We’ll take The Adventure of the Noble Bachelor as an example. (Warning: Plot disclosures ahead.)
In this story, Lord Robert St. Simon has been deserted on his wedding day by the woman he just married. Sir Arthur sets about retailing Holmes’ investigation by dismissing, or burying, alternate theories that would have been just as viable.
The first instance arises when the newlywed bride drops her bouquet while walking down the aisle, and someone sitting in a nearby pew hands it back to her, with a note attached.
Holmes infers this must be the explanation of the bride’s decision to abandon St. Simon, because “she could not have spoken to anyone (else), for she had been in the company of the bridegroom.”
Sez who? Not the bride, as the details of her story emerge. Sir Arthur made this up to take other possibilities off the table.
So who is this mysterious churchgoer? Holmes deduces it must have been an American, since the bride hailed originally from the U.S., and “she had spent so short a time in this country that she could hardly have allowed anyone (else) to acquire so deep an influence over her.”
Really? Keep in mind this is the same Holmes who opined (of women), “Who can build on such quicksand. Their most trivial action may mean volumes, or their most extraordinary conduct may depend on a hairpin or curling tong.”
Another of Sir Arthur’s forgetful moments? (And he had more than his share. In his first story he has Watson, who was then serving on the North-West frontier, being “struck on the shoulder by a Jezail bullet”. In the next we read that Watson “sat nursing my wounded leg.

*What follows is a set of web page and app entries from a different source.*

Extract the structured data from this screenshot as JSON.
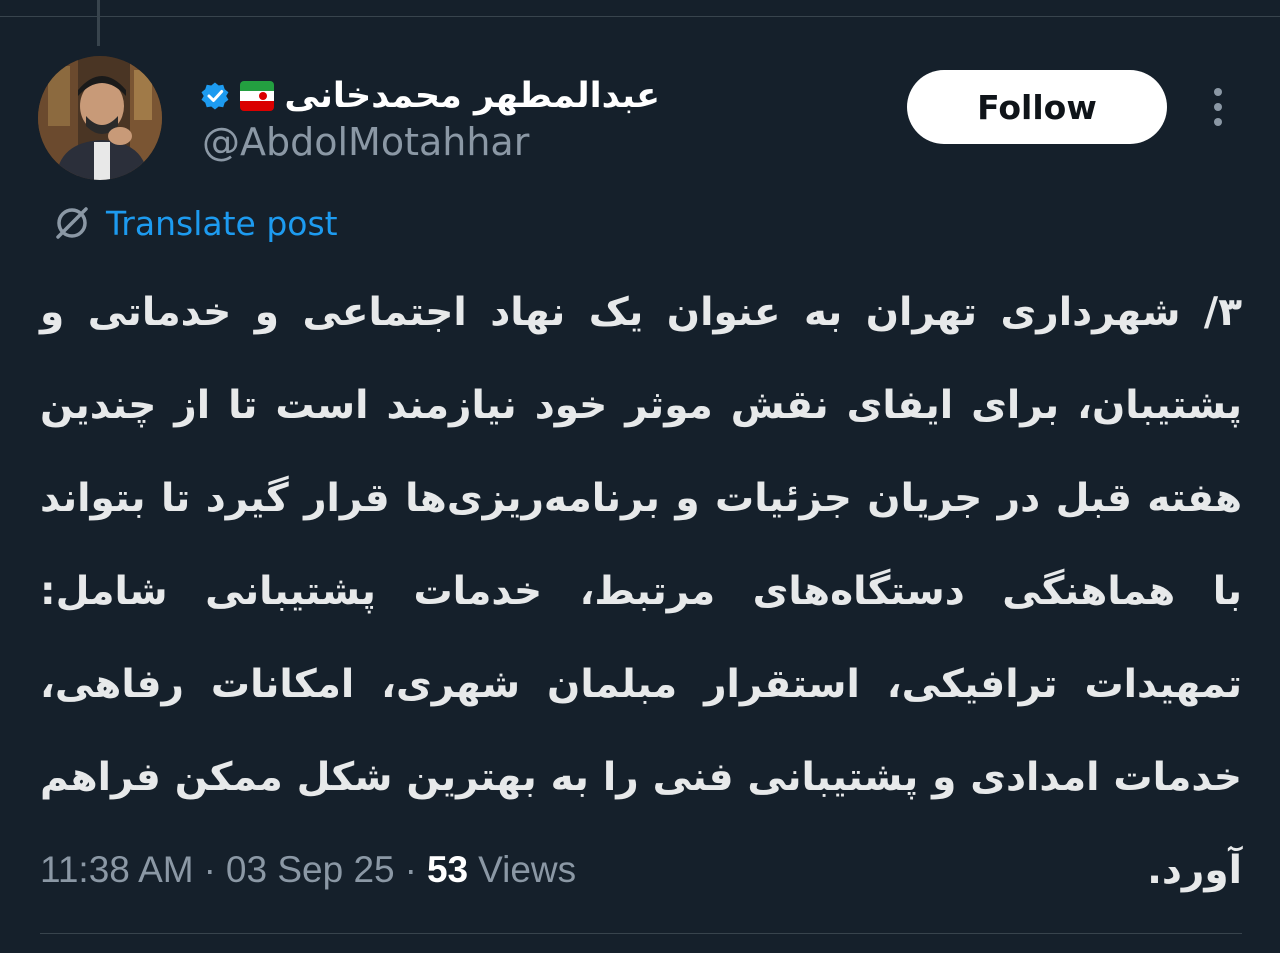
{
  "author": {
    "display_name": "عبدالمطهر محمدخانی",
    "handle": "@AbdolMotahhar",
    "flag_icon": "iran-flag-icon",
    "verified_icon": "verified-badge-icon"
  },
  "actions": {
    "follow_label": "Follow",
    "more_icon": "more-vertical-icon"
  },
  "translate": {
    "label": "Translate post",
    "icon": "translate-globe-icon"
  },
  "post": {
    "text": "۳/ شهرداری تهران به عنوان یک نهاد اجتماعی و خدماتی و پشتیبان، برای ایفای نقش موثر خود نیازمند است تا از چندین هفته قبل در جریان جزئیات و برنامه‌ریزی‌ها قرار گیرد تا بتواند با هماهنگی دستگاه‌های مرتبط، خدمات پشتیبانی شامل: تمهیدات ترافیکی، استقرار مبلمان شهری، امکانات رفاهی، خدمات امدادی و پشتیبانی فنی را به بهترین شکل ممکن فراهم آورد."
  },
  "meta": {
    "time": "11:38 AM",
    "separator": "·",
    "date": "03 Sep 25",
    "views_count": "53",
    "views_label": "Views"
  },
  "colors": {
    "background": "#15202b",
    "accent": "#1d9bf0",
    "muted": "#8b98a5",
    "divider": "#38444d"
  }
}
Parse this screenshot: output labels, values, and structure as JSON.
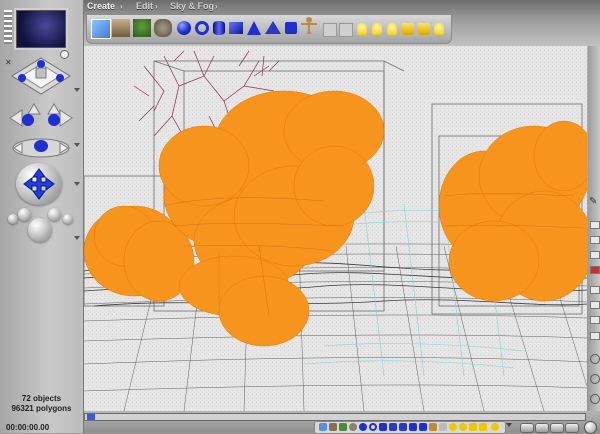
{
  "menu": {
    "create": "Create",
    "edit": "Edit",
    "sky_fog": "Sky & Fog"
  },
  "status": {
    "objects": "72 objects",
    "polygons": "96321 polygons",
    "timecode": "00:00:00.00"
  },
  "colors": {
    "tree_orange": "#f7941d",
    "wire_gray": "#606060",
    "wire_cyan": "#7fd6d6",
    "tree_branch": "#8b2e4a",
    "blue_control": "#1f2fd0"
  },
  "toolbar_icons": [
    "water-icon",
    "terrain-icon",
    "plant-icon",
    "rock-icon",
    "cube-icon",
    "sphere-icon",
    "cylinder-icon",
    "cone-icon",
    "pyramid-icon",
    "torus-icon",
    "figure-icon",
    "light-icon",
    "camera-icon"
  ]
}
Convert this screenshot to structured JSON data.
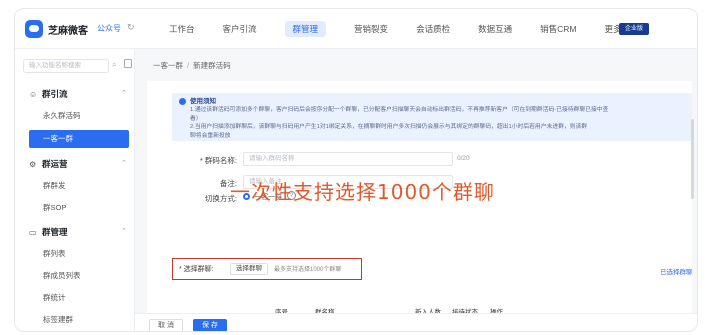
{
  "app": {
    "brand": "芝麻微客",
    "account": "公众号"
  },
  "nav": [
    "工作台",
    "客户引流",
    "群管理",
    "营销裂变",
    "会话质检",
    "数据互通",
    "销售CRM",
    "更多 ⌄"
  ],
  "nav_active": 2,
  "badge": "企业版",
  "sidebar": {
    "search_placeholder": "输入功能名称搜索",
    "groups": [
      {
        "label": "群引流",
        "icon": "people-icon",
        "items": [
          "永久群活码",
          "一客一群"
        ]
      },
      {
        "label": "群运营",
        "icon": "gear-icon",
        "items": [
          "群群发",
          "群SOP"
        ]
      },
      {
        "label": "群管理",
        "icon": "chat-icon",
        "items": [
          "群列表",
          "群成员列表",
          "群统计",
          "标签建群"
        ]
      }
    ],
    "active_item": "一客一群"
  },
  "breadcrumb": {
    "parent": "一客一群",
    "current": "新建群活码"
  },
  "notice": {
    "title": "使用须知",
    "lines": [
      "1.通过该群活码可添加多个群聊，客户扫码后会按序分配一个群聊，已分配客户扫描聊天会自动标出群活码，不再推荐新客户（可在到期群活码-已接待群聊已接中查",
      "看）",
      "2.当用户扫描添加群聊后，该群聊与扫码用户产生1对1绑定关系，在摘聊群时用户多次扫描仍会展示与其绑定的群聊码，超出1小时后若用户未进群，则该群",
      "聊将会重新投放"
    ]
  },
  "form": {
    "name_label": "* 群码名称:",
    "name_placeholder": "请输入群码名称",
    "name_count": "0/20",
    "note_label": "备注:",
    "note_placeholder": "请输入备注",
    "switch_label": "切换方式:",
    "switch_option": "一客一群",
    "select_label": "* 选择群聊:",
    "select_button": "选择群聊",
    "select_hint": "最多支持选择1000个群聊",
    "chosen_link": "已选择群聊"
  },
  "overlay": "一次性支持选择1000个群聊",
  "table": {
    "headers": [
      "序号",
      "群名称",
      "新入人数",
      "接待状态",
      "操作"
    ]
  },
  "footer": {
    "cancel": "取 消",
    "save": "保 存"
  }
}
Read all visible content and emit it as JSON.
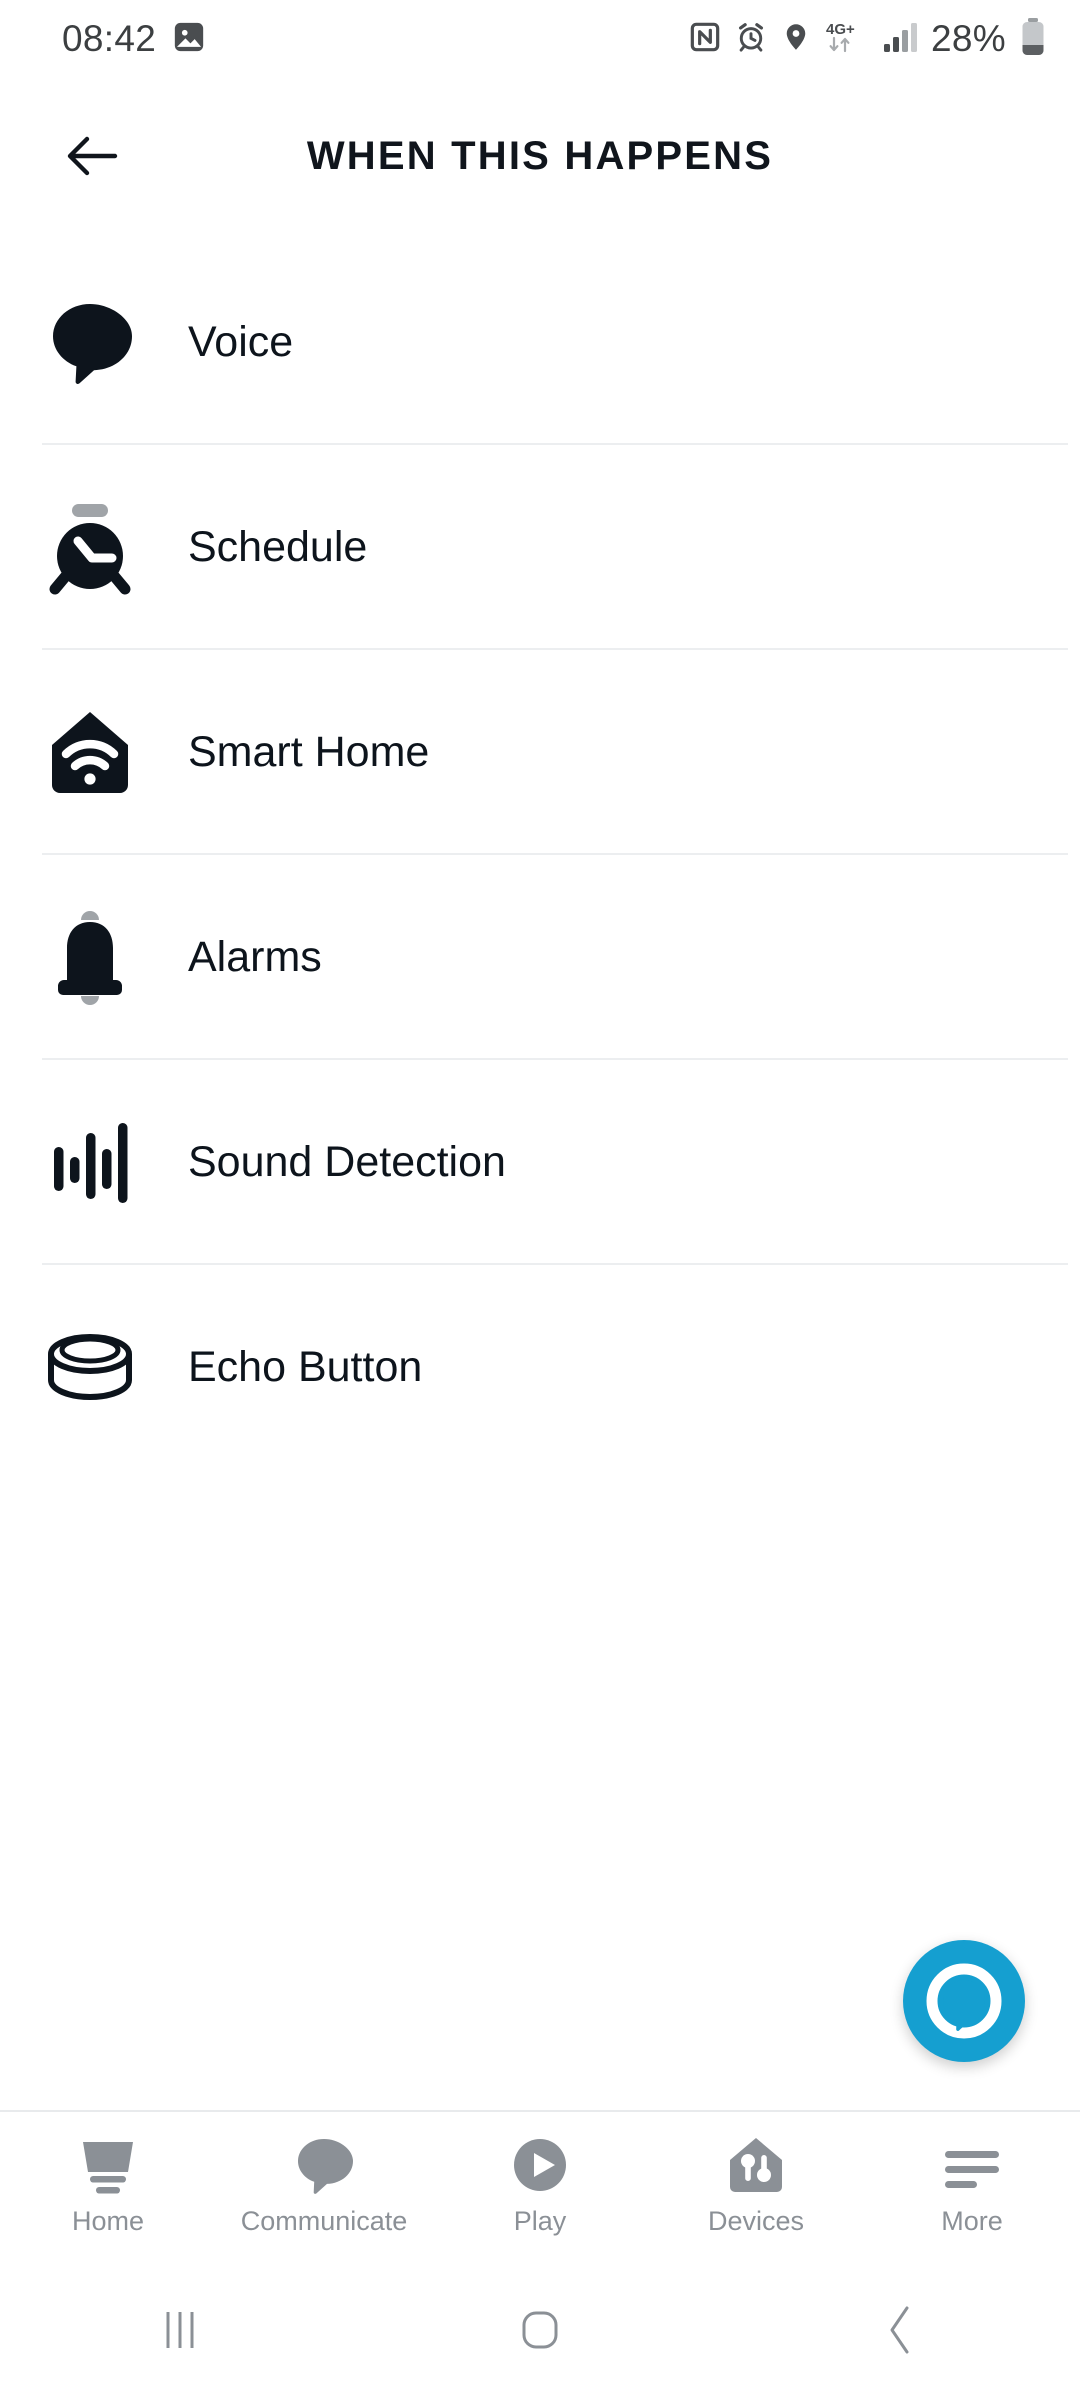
{
  "status_bar": {
    "time": "08:42",
    "left_icons": [
      {
        "name": "gallery-image-icon"
      }
    ],
    "right_icons": [
      {
        "name": "nfc-icon"
      },
      {
        "name": "alarm-clock-icon"
      },
      {
        "name": "location-pin-icon"
      },
      {
        "name": "network-4gplus-icon",
        "label": "4G+"
      },
      {
        "name": "signal-bars-icon"
      }
    ],
    "battery_percent": "28%",
    "battery_icon": "battery-icon"
  },
  "header": {
    "back_icon": "back-arrow-icon",
    "title": "WHEN THIS HAPPENS"
  },
  "list": {
    "items": [
      {
        "label": "Voice",
        "icon": "speech-bubble-icon"
      },
      {
        "label": "Schedule",
        "icon": "alarm-clock-icon"
      },
      {
        "label": "Smart Home",
        "icon": "house-wifi-icon"
      },
      {
        "label": "Alarms",
        "icon": "bell-icon"
      },
      {
        "label": "Sound Detection",
        "icon": "sound-waveform-icon"
      },
      {
        "label": "Echo Button",
        "icon": "echo-button-puck-icon"
      }
    ]
  },
  "fab": {
    "name": "alexa-assistant-button",
    "color": "#159fd0"
  },
  "bottom_nav": {
    "items": [
      {
        "label": "Home",
        "icon": "home-icon"
      },
      {
        "label": "Communicate",
        "icon": "speech-bubble-icon"
      },
      {
        "label": "Play",
        "icon": "play-circle-icon"
      },
      {
        "label": "Devices",
        "icon": "house-sliders-icon"
      },
      {
        "label": "More",
        "icon": "menu-lines-icon"
      }
    ],
    "color": "#8b9096"
  },
  "system_nav": {
    "recents": "recents-icon",
    "home": "home-square-icon",
    "back": "back-chevron-icon"
  },
  "colors": {
    "icon_dark": "#0d141c",
    "icon_grey": "#a0a4a8",
    "divider": "#eceef0",
    "accent": "#159fd0"
  }
}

I had a Jezail bullet through it some time before …”)
Then again, who exactly is this Yank? The bungling Inspector Lestrade inadvertently supplies the critical “clue,” when he gives Holmes a note which appears to implicate the bride’s lady in waiting.
Holmes scans the note, ignores the side presented to him (I know, I know, I can only deal with so much of this at one time), and reads the reverse side, which turns out to be a portion of a hotel bill. How convenient.
That side reads, “Oct. 4th, rooms 8s., breakfast 2s. 6d., lunch 2s. 6d., glass sherry, 8d. ( “s” standing for shillings, and “d” for pennies — in Latin, denarii.)
From this somewhat pricey bill, Holmes infers the writer of the note had stayed at an expensive hotel, and improbably, finds it at his second point of inquiry. The hotel’s guest register gives the name of our American.
Now there were, in those days as now, hundreds of hotels in the city, quite a few of them expensive (London was then the centre of the Empire.) That Holmes gets lucky at just his second try, beggars belief.
This is not deduction. It is the helping hand of a storyteller who, knowing where the trail ends, makes sure from the start that all paths lead in that direction.